● Available data
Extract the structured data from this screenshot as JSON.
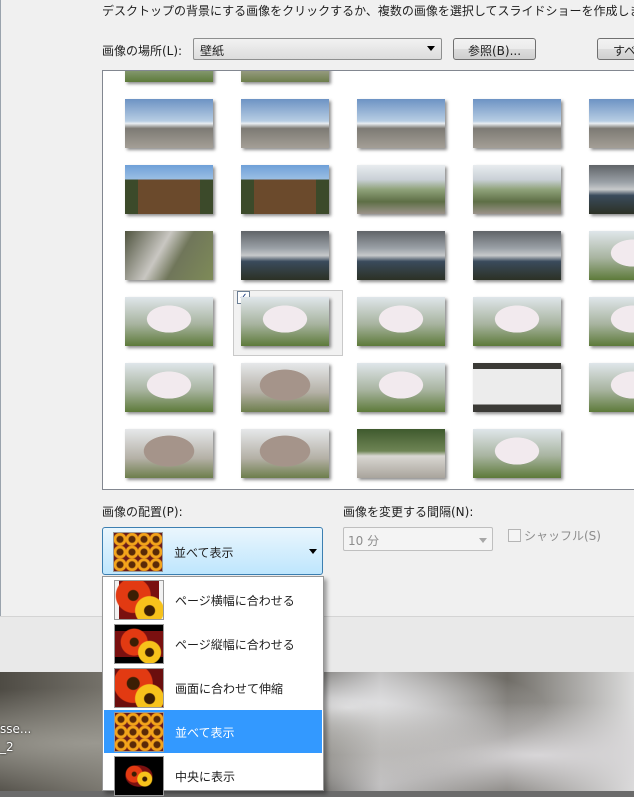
{
  "instruction": "デスクトップの背景にする画像をクリックするか、複数の画像を選択してスライドショーを作成しま",
  "location": {
    "label": "画像の場所(L):",
    "value": "壁紙",
    "browse_label": "参照(B)...",
    "select_all_label": "すべ"
  },
  "gallery": {
    "rows": [
      [
        "beach",
        "beach",
        "beach",
        "beach",
        "beach"
      ],
      [
        "temple",
        "temple",
        "coast",
        "coast",
        "cloud"
      ],
      [
        "rocks",
        "cloud",
        "cloud",
        "cloud",
        "sakura"
      ],
      [
        "sakura",
        "sakura",
        "sakura",
        "sakura",
        "sakura"
      ],
      [
        "sakura",
        "bare",
        "sakura",
        "sign",
        "sakura"
      ],
      [
        "bare",
        "bare",
        "building",
        "sakura"
      ]
    ],
    "selected_checkbox": "✓"
  },
  "position": {
    "label": "画像の配置(P):",
    "selected": "並べて表示",
    "icon": "tile-icon"
  },
  "interval": {
    "label": "画像を変更する間隔(N):",
    "value": "10 分",
    "shuffle_label": "シャッフル(S)"
  },
  "dropdown": {
    "options": [
      {
        "label": "ページ横幅に合わせる",
        "icon": "fit-width-icon"
      },
      {
        "label": "ページ縦幅に合わせる",
        "icon": "fit-height-icon"
      },
      {
        "label": "画面に合わせて伸縮",
        "icon": "stretch-icon"
      },
      {
        "label": "並べて表示",
        "icon": "tile-icon",
        "selected": true
      },
      {
        "label": "中央に表示",
        "icon": "center-icon"
      }
    ]
  },
  "desktop": {
    "label1": "sse...",
    "label2": "_2"
  }
}
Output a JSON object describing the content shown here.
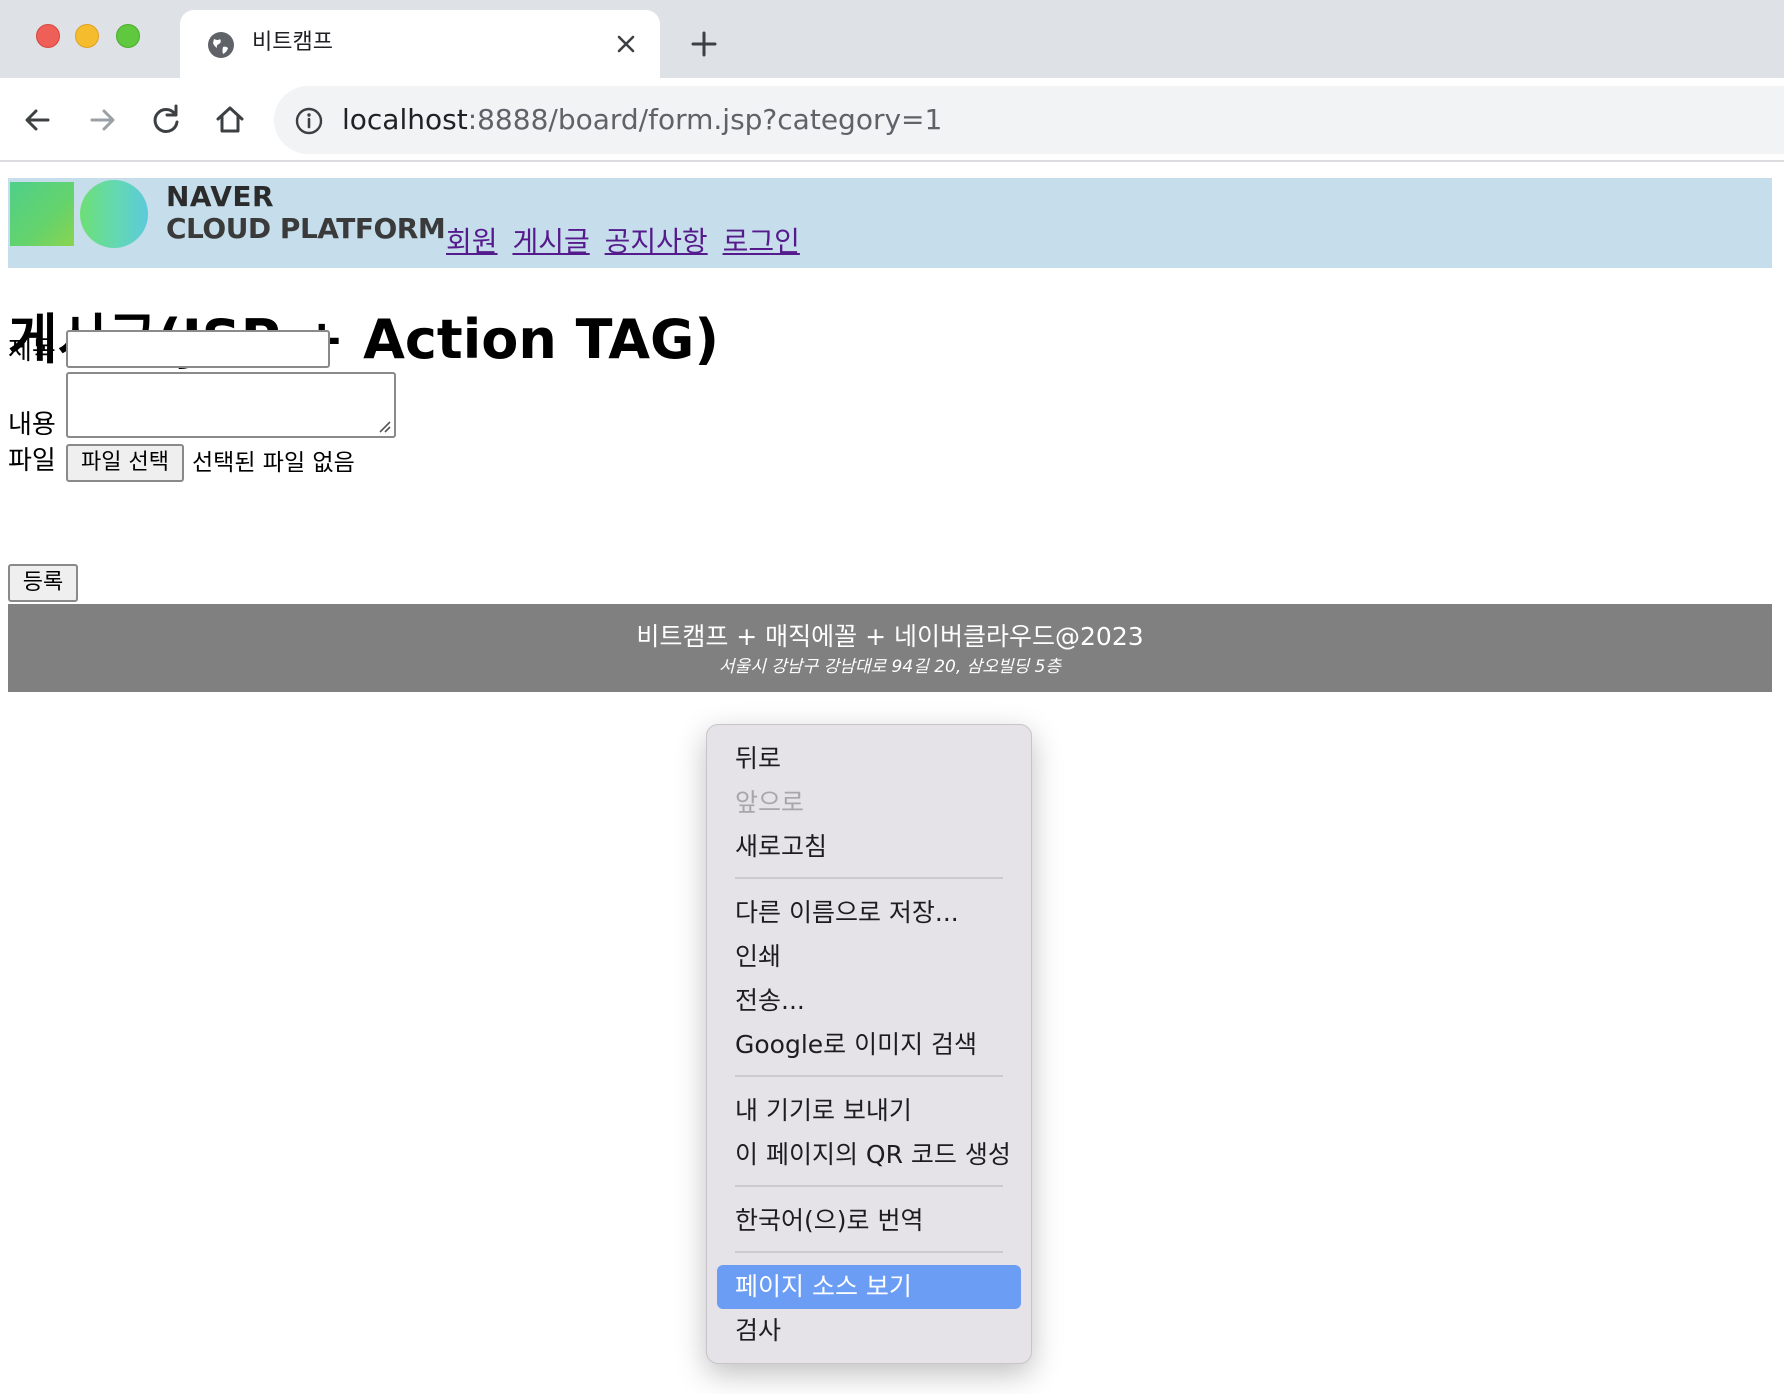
{
  "browser": {
    "tab_title": "비트캠프",
    "url_host": "localhost",
    "url_rest": ":8888/board/form.jsp?category=1"
  },
  "header": {
    "logo_line1": "NAVER",
    "logo_line2": "CLOUD PLATFORM",
    "nav": [
      "회원",
      "게시글",
      "공지사항",
      "로그인"
    ]
  },
  "main": {
    "title": "게시글(JSP + Action TAG)",
    "form": {
      "title_label": "제목",
      "content_label": "내용",
      "file_label": "파일",
      "file_button": "파일 선택",
      "file_status": "선택된 파일 없음",
      "submit": "등록"
    }
  },
  "footer": {
    "main": "비트캠프 + 매직에꼴 + 네이버클라우드@2023",
    "address": "서울시 강남구 강남대로 94길 20, 삼오빌딩 5층"
  },
  "context_menu": {
    "items": [
      {
        "label": "뒤로"
      },
      {
        "label": "앞으로",
        "disabled": true
      },
      {
        "label": "새로고침"
      },
      {
        "label": "다른 이름으로 저장..."
      },
      {
        "label": "인쇄"
      },
      {
        "label": "전송..."
      },
      {
        "label": "Google로 이미지 검색"
      },
      {
        "label": "내 기기로 보내기"
      },
      {
        "label": "이 페이지의 QR 코드 생성"
      },
      {
        "label": "한국어(으)로 번역"
      },
      {
        "label": "페이지 소스 보기",
        "highlighted": true
      },
      {
        "label": "검사"
      }
    ]
  },
  "colors": {
    "header_bg": "#c6ddeb",
    "footer_bg": "#808080",
    "link": "#551a8b",
    "menu_highlight": "#6b9df5"
  }
}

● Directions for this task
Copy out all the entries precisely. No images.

● Task output
Extract the structured data from this screenshot as JSON.
{
  "instruction": "デスクトップの背景にする画像をクリックするか、複数の画像を選択してスライドショーを作成しま",
  "location": {
    "label": "画像の場所(L):",
    "value": "壁紙",
    "browse_label": "参照(B)...",
    "select_all_label": "すべ"
  },
  "gallery": {
    "rows": [
      [
        "beach",
        "beach",
        "beach",
        "beach",
        "beach"
      ],
      [
        "temple",
        "temple",
        "coast",
        "coast",
        "cloud"
      ],
      [
        "rocks",
        "cloud",
        "cloud",
        "cloud",
        "sakura"
      ],
      [
        "sakura",
        "sakura",
        "sakura",
        "sakura",
        "sakura"
      ],
      [
        "sakura",
        "bare",
        "sakura",
        "sign",
        "sakura"
      ],
      [
        "bare",
        "bare",
        "building",
        "sakura"
      ]
    ],
    "selected_checkbox": "✓"
  },
  "position": {
    "label": "画像の配置(P):",
    "selected": "並べて表示",
    "icon": "tile-icon"
  },
  "interval": {
    "label": "画像を変更する間隔(N):",
    "value": "10 分",
    "shuffle_label": "シャッフル(S)"
  },
  "dropdown": {
    "options": [
      {
        "label": "ページ横幅に合わせる",
        "icon": "fit-width-icon"
      },
      {
        "label": "ページ縦幅に合わせる",
        "icon": "fit-height-icon"
      },
      {
        "label": "画面に合わせて伸縮",
        "icon": "stretch-icon"
      },
      {
        "label": "並べて表示",
        "icon": "tile-icon",
        "selected": true
      },
      {
        "label": "中央に表示",
        "icon": "center-icon"
      }
    ]
  },
  "desktop": {
    "label1": "sse...",
    "label2": "_2"
  }
}
Output a JSON object describing the content shown here.
{
  "browser": {
    "tab_title": "비트캠프",
    "url_host": "localhost",
    "url_rest": ":8888/board/form.jsp?category=1"
  },
  "header": {
    "logo_line1": "NAVER",
    "logo_line2": "CLOUD PLATFORM",
    "nav": [
      "회원",
      "게시글",
      "공지사항",
      "로그인"
    ]
  },
  "main": {
    "title": "게시글(JSP + Action TAG)",
    "form": {
      "title_label": "제목",
      "content_label": "내용",
      "file_label": "파일",
      "file_button": "파일 선택",
      "file_status": "선택된 파일 없음",
      "submit": "등록"
    }
  },
  "footer": {
    "main": "비트캠프 + 매직에꼴 + 네이버클라우드@2023",
    "address": "서울시 강남구 강남대로 94길 20, 삼오빌딩 5층"
  },
  "context_menu": {
    "items": [
      {
        "label": "뒤로"
      },
      {
        "label": "앞으로",
        "disabled": true
      },
      {
        "label": "새로고침"
      },
      {
        "label": "다른 이름으로 저장..."
      },
      {
        "label": "인쇄"
      },
      {
        "label": "전송..."
      },
      {
        "label": "Google로 이미지 검색"
      },
      {
        "label": "내 기기로 보내기"
      },
      {
        "label": "이 페이지의 QR 코드 생성"
      },
      {
        "label": "한국어(으)로 번역"
      },
      {
        "label": "페이지 소스 보기",
        "highlighted": true
      },
      {
        "label": "검사"
      }
    ]
  },
  "colors": {
    "header_bg": "#c6ddeb",
    "footer_bg": "#808080",
    "link": "#551a8b",
    "menu_highlight": "#6b9df5"
  }
}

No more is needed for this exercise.